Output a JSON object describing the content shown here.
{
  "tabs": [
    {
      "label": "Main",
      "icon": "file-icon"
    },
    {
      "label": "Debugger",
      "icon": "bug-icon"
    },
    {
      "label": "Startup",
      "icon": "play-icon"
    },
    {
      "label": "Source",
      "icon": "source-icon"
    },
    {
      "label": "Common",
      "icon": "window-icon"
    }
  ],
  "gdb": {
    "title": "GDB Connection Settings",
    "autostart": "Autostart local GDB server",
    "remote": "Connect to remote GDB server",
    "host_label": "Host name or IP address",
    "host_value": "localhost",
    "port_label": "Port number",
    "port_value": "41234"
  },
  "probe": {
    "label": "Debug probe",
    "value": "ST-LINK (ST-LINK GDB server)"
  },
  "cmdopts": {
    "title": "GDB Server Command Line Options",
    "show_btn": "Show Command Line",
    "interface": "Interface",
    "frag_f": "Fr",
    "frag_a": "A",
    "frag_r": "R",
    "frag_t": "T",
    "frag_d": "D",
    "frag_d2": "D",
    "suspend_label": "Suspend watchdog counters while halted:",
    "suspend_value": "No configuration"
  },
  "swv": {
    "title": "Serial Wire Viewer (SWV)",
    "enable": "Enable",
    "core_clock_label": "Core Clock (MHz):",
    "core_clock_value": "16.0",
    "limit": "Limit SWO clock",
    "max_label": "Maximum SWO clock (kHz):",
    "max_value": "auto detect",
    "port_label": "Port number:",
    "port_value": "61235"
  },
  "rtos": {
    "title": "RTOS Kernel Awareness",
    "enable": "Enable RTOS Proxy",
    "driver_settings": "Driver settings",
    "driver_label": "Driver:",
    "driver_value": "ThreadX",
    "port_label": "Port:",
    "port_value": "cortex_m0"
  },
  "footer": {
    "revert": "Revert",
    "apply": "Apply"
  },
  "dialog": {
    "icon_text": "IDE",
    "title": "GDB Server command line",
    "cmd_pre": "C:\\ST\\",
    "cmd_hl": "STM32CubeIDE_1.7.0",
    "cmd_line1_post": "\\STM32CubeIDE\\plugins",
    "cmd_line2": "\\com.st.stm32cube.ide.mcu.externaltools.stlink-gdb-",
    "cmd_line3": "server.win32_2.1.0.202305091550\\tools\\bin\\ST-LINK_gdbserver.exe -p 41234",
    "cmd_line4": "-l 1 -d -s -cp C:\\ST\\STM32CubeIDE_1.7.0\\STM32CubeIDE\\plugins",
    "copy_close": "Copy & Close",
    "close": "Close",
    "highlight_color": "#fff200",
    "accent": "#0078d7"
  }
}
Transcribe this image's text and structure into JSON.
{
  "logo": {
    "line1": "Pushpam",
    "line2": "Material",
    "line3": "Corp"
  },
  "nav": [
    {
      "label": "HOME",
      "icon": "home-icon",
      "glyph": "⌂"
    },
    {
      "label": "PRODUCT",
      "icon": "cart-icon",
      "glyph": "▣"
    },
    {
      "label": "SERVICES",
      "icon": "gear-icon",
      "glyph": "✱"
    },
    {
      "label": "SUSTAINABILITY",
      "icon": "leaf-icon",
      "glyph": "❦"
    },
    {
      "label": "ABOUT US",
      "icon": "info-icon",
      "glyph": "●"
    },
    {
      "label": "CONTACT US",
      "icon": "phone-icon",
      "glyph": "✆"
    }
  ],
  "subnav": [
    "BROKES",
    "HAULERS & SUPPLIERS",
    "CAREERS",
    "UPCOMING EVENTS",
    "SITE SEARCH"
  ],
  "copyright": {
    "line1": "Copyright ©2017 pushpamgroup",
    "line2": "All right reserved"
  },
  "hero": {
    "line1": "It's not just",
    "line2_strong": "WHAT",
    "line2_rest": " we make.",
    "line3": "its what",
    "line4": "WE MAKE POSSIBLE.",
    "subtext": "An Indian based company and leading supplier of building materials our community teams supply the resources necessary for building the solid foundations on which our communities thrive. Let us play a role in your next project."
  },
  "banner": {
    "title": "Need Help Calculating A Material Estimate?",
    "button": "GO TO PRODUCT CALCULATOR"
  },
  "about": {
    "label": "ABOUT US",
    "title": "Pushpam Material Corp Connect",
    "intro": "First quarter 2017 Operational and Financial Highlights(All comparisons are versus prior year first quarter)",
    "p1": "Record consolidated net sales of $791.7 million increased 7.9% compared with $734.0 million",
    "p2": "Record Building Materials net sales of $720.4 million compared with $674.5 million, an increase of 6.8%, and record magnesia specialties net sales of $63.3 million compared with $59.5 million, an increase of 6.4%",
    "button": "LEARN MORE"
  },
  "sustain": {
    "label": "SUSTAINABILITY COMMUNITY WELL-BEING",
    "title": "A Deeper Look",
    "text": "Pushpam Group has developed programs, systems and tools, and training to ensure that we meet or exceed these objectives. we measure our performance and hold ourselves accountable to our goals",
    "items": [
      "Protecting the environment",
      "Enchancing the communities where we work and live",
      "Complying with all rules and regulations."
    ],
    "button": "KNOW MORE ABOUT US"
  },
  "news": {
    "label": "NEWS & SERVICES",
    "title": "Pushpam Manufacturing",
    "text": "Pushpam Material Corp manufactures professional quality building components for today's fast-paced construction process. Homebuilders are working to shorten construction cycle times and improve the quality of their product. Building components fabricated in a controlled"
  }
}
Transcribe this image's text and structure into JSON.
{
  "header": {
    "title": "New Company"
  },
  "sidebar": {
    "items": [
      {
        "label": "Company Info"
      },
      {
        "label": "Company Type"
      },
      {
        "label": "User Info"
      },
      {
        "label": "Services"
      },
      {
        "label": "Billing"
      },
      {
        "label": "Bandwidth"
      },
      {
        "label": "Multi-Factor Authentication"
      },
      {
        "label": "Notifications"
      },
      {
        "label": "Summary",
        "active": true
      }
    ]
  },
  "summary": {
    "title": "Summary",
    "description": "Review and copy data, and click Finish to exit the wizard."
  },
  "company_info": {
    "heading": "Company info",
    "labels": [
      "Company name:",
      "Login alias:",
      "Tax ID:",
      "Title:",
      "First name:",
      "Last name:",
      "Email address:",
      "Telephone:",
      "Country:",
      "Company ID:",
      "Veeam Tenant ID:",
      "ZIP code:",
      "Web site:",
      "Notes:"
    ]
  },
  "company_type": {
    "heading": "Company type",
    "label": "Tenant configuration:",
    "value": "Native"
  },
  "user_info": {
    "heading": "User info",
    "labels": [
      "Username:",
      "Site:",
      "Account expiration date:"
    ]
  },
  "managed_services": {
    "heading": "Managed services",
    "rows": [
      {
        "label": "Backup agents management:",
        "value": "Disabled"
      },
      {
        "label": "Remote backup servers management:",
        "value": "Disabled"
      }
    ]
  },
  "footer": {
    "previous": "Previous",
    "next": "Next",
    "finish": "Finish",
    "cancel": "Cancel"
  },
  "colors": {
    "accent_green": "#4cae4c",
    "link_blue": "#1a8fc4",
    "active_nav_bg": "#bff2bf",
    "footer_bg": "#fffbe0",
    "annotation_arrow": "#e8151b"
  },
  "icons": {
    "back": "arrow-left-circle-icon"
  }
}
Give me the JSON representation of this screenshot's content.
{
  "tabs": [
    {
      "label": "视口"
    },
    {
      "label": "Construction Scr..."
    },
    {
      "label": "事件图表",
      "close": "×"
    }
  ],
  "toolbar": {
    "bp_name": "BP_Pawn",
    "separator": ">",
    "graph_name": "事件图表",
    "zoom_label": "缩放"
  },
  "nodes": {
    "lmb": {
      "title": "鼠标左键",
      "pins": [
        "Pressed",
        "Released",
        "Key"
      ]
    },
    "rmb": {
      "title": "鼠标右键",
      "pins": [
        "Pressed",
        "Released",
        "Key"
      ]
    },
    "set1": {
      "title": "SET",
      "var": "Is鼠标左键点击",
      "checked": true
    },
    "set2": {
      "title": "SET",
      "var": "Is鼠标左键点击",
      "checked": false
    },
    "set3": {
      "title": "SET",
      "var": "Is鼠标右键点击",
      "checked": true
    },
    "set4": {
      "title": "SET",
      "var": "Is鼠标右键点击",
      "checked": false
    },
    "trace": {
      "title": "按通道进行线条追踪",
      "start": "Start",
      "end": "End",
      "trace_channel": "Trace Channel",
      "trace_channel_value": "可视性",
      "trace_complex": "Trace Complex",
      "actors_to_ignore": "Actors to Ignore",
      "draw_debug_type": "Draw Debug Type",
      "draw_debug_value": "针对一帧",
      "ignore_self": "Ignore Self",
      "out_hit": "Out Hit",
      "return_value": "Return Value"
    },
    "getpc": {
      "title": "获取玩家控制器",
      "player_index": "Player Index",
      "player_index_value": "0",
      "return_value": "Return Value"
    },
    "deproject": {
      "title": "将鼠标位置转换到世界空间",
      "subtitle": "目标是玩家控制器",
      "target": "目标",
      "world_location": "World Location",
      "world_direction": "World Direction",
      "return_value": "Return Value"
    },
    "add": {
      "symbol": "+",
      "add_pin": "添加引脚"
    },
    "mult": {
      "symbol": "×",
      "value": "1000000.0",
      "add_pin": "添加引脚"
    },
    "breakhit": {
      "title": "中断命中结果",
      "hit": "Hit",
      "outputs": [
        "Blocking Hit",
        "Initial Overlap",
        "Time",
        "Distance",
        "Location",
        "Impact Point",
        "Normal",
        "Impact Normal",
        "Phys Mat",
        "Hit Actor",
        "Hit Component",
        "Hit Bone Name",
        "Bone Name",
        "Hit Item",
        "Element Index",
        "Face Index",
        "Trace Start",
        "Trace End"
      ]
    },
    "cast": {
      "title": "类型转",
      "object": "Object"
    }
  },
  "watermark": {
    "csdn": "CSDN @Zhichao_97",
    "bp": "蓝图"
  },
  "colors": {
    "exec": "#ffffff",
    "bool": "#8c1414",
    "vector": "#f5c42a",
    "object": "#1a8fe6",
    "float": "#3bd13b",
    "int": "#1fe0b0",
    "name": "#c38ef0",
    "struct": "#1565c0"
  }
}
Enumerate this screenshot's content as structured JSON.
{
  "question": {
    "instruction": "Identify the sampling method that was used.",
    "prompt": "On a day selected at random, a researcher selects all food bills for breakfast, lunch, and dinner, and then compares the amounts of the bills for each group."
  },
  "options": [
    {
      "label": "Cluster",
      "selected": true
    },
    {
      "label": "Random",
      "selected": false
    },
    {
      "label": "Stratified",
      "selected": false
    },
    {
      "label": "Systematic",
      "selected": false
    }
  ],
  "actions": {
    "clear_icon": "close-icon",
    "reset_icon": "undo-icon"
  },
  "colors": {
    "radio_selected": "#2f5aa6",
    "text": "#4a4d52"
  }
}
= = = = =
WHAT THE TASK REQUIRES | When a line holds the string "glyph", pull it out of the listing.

ANSWER SPACE |
      "glyph": "⌂"
      "glyph": "▣"
      "glyph": "✱"
      "glyph": "❦"
      "glyph": "●"
      "glyph": "✆"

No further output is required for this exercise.